> **What you have to do**: In the material below, find every line with "name" and pull it out.

> **Input records**:
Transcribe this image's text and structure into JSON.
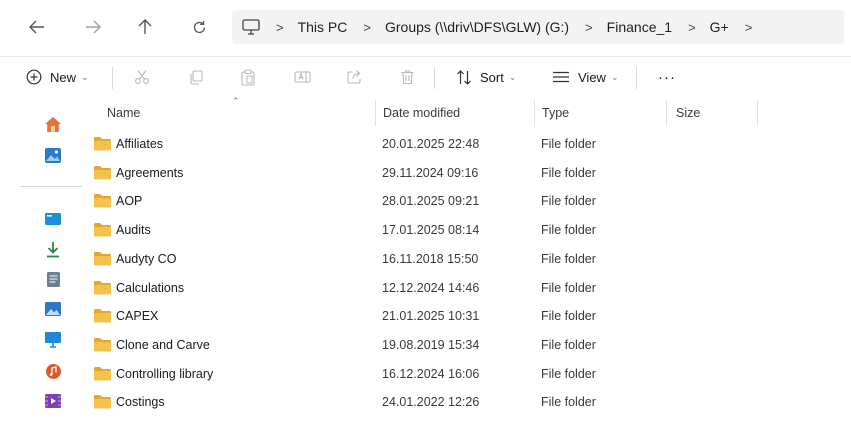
{
  "address_bar": {
    "crumbs": [
      "This PC",
      "Groups (\\\\driv\\DFS\\GLW) (G:)",
      "Finance_1",
      "G+"
    ],
    "end_chevron": ">"
  },
  "command_bar": {
    "new_label": "New",
    "sort_label": "Sort",
    "view_label": "View",
    "more_label": "···"
  },
  "columns": {
    "name": "Name",
    "date_modified": "Date modified",
    "type": "Type",
    "size": "Size"
  },
  "files": [
    {
      "name": "Affiliates",
      "date": "20.01.2025 22:48",
      "type": "File folder",
      "size": ""
    },
    {
      "name": "Agreements",
      "date": "29.11.2024 09:16",
      "type": "File folder",
      "size": ""
    },
    {
      "name": "AOP",
      "date": "28.01.2025 09:21",
      "type": "File folder",
      "size": ""
    },
    {
      "name": "Audits",
      "date": "17.01.2025 08:14",
      "type": "File folder",
      "size": ""
    },
    {
      "name": "Audyty CO",
      "date": "16.11.2018 15:50",
      "type": "File folder",
      "size": ""
    },
    {
      "name": "Calculations",
      "date": "12.12.2024 14:46",
      "type": "File folder",
      "size": ""
    },
    {
      "name": "CAPEX",
      "date": "21.01.2025 10:31",
      "type": "File folder",
      "size": ""
    },
    {
      "name": "Clone and Carve",
      "date": "19.08.2019 15:34",
      "type": "File folder",
      "size": ""
    },
    {
      "name": "Controlling library",
      "date": "16.12.2024 16:06",
      "type": "File folder",
      "size": ""
    },
    {
      "name": "Costings",
      "date": "24.01.2022 12:26",
      "type": "File folder",
      "size": ""
    }
  ],
  "icons": {
    "back": "arrow-left-icon",
    "forward": "arrow-right-icon",
    "up": "arrow-up-icon",
    "refresh": "refresh-icon",
    "pc": "monitor-icon",
    "folder": "folder-icon"
  },
  "colors": {
    "folder": "#f2c14e",
    "folder_dark": "#e0a929",
    "home": "#e2733a",
    "gallery": "#2e79c7",
    "desktop": "#1a90d9",
    "downloads": "#2b8a3e",
    "music": "#e0562e",
    "videos": "#7b3fb8"
  }
}
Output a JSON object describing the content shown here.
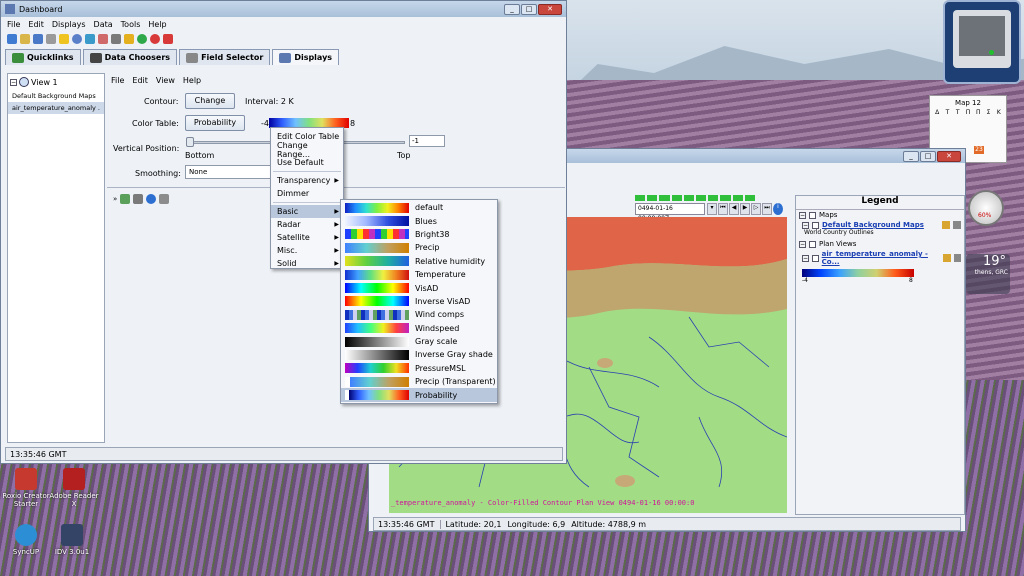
{
  "desktop": {
    "icons": [
      {
        "label": "Roxio Creator Starter"
      },
      {
        "label": "Adobe Reader X"
      },
      {
        "label": "SyncUP"
      },
      {
        "label": "IDV 3.0u1"
      }
    ],
    "calendar": {
      "title": "Map 12",
      "days": [
        "Δ",
        "T",
        "T",
        "Π",
        "Π",
        "Σ",
        "K"
      ],
      "highlight": "23"
    },
    "weather": {
      "temp": "19°",
      "place": "thens, GRC"
    },
    "meter": {
      "percent": "60%"
    }
  },
  "dashboard": {
    "title": "Dashboard",
    "menu": [
      "File",
      "Edit",
      "Displays",
      "Data",
      "Tools",
      "Help"
    ],
    "tabs": [
      "Quicklinks",
      "Data Choosers",
      "Field Selector",
      "Displays"
    ],
    "status": "13:35:46 GMT",
    "tree": {
      "root": "View 1",
      "items": [
        "Default Background Maps",
        "air_temperature_anomaly ."
      ]
    },
    "inner_menu": [
      "File",
      "Edit",
      "View",
      "Help"
    ],
    "form": {
      "contour_label": "Contour:",
      "contour_button": "Change",
      "interval": "Interval: 2 K",
      "colortable_label": "Color Table:",
      "colortable_button": "Probability",
      "ct_min": "-4",
      "ct_max": "8",
      "vertical_label": "Vertical Position:",
      "vertical_value": "-1",
      "bottom": "Bottom",
      "top": "Top",
      "smoothing_label": "Smoothing:",
      "smoothing_value": "None"
    }
  },
  "context_menu": {
    "items": [
      "Edit Color Table",
      "Change Range...",
      "Use Default"
    ],
    "items2": [
      "Transparency",
      "Dimmer"
    ],
    "categories": [
      "Basic",
      "Radar",
      "Satellite",
      "Misc.",
      "Solid"
    ]
  },
  "colortables": [
    "default",
    "Blues",
    "Bright38",
    "Precip",
    "Relative humidity",
    "Temperature",
    "VisAD",
    "Inverse VisAD",
    "Wind comps",
    "Windspeed",
    "Gray scale",
    "Inverse Gray shade",
    "PressureMSL",
    "Precip (Transparent)",
    "Probability"
  ],
  "mapview": {
    "time": "0494-01-16 00:00:00Z",
    "overlay": "_temperature_anomaly - Color-Filled Contour Plan View 0494-01-16 00:00:0",
    "status": {
      "time": "13:35:46 GMT",
      "lat": "Latitude:  20,1",
      "lon": "Longitude:  6,9",
      "alt": "Altitude:  4788,9 m"
    }
  },
  "legend": {
    "title": "Legend",
    "maps_header": "Maps",
    "maps_item": "Default Background Maps",
    "maps_sub": "World Country Outlines",
    "plan_header": "Plan Views",
    "plan_item": "air_temperature_anomaly - Co...",
    "min": "-4",
    "max": "8"
  }
}
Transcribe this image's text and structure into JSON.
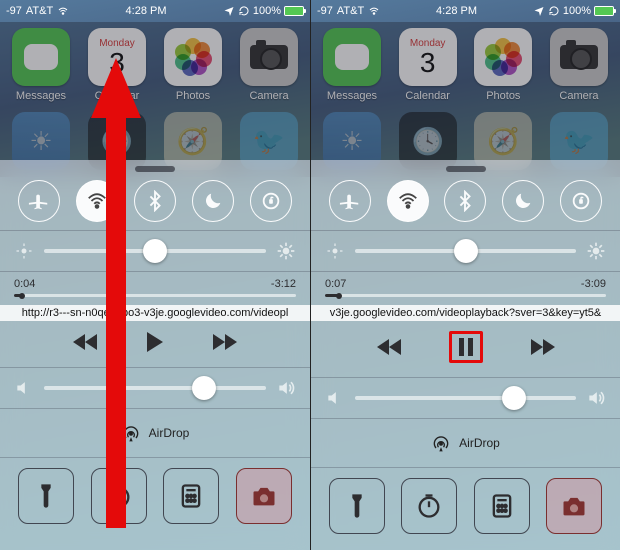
{
  "statusbar": {
    "signal": "-97",
    "carrier": "AT&T",
    "time": "4:28 PM",
    "battery_pct": "100%"
  },
  "home": {
    "apps": [
      {
        "id": "messages",
        "label": "Messages"
      },
      {
        "id": "calendar",
        "label": "Calendar",
        "weekday": "Monday",
        "daynum": "3"
      },
      {
        "id": "photos",
        "label": "Photos"
      },
      {
        "id": "camera",
        "label": "Camera"
      }
    ]
  },
  "control_center_common": {
    "airdrop_label": "AirDrop",
    "brightness_pct": 50,
    "volume_pct": 72
  },
  "left": {
    "elapsed": "0:04",
    "remaining": "-3:12",
    "progress_pct": 3,
    "now_playing": "http://r3---sn-n0qeoapo3-v3je.googlevideo.com/videopl",
    "play_state": "paused"
  },
  "right": {
    "elapsed": "0:07",
    "remaining": "-3:09",
    "progress_pct": 5,
    "now_playing": "v3je.googlevideo.com/videoplayback?sver=3&key=yt5&",
    "play_state": "playing"
  },
  "annotations": {
    "left_gesture": "swipe-up-arrow",
    "right_highlight": "pause-button-highlight"
  }
}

> **Result for this exercise**:
    "name": "Name",
      "name": "Affiliates",
      "name": "Agreements",
      "name": "AOP",
      "name": "Audits",
      "name": "Audyty CO",
      "name": "Calculations",
      "name": "CAPEX",
      "name": "Clone and Carve",
      "name": "Controlling library",
      "name": "Costings",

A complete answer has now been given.